  • From the bivouac named Bivacco Reali (2,595 m asl), take the path towards Ferrata Fiamme Gialle / Rifugio Treviso, descending along the Via Ferrata,
  • Return to Malga Canali, passing by the hut of Rifugio Treviso. ✓




  • From Bivacco Reali it is possible to go on the top of Croda Grande (2,489m a.s.l.). It is strongly suggested and it takes a little bit more than 1h back and forth, on a rather easy path.




  • Located on the eastern side of the Val Canali, in a picturesque landscape of large larches and firs, Rifugio Treviso (originally Canalihütte or Rifugio Canali) was inaugurated on the 26th of August, 1897. The inauguration ceremony was organized by the section of the DOe- AV of Dresden, which had chosen to build the alpine hut where it stands nowadays.
  • The inauguration of the Refuge, in 1897, with the iconic first ascent by A.G.S. Raynor and J.S. Phillimore of the climbing track called Torre Dresda (tr. Dresden Tower) on the peak of Pala della Madonna, marked the beginning of mass mountaineering tourism in Val Canali.
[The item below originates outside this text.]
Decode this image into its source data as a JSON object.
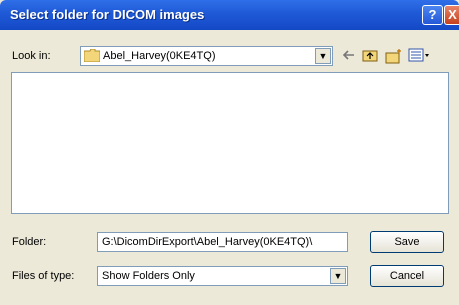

The valley’s peaks were explored by climbers such as Oscar Schuster and the Meurer family, Beatrice Tomasson, the Phillimore-Raynor couple, Fabbro, Della Fior and Bussi.
  • At the end of the Great War, following the Treaty of Saint-Germain, the Canalihütte was entrusted to the Italian Alpine Club (CAI) of Treviso, which in 1924 reopened the hut with its current name. With the ownership of the CAI of Treviso, and especially with its president Giulio Vianello, must be traced not only to the renewal of the refuge, but also to its further enhancement for mountaineering purposes, thanks also to the opening of a brilliant network of new tracks – among which the beautiful Vani Alti and Sédole stand out -, between the 1920s and 1930s. Even today, the path named “del dotór” (tr. of the doctor) recalls the figure of Giulio Vianello, as he was a medical doctor.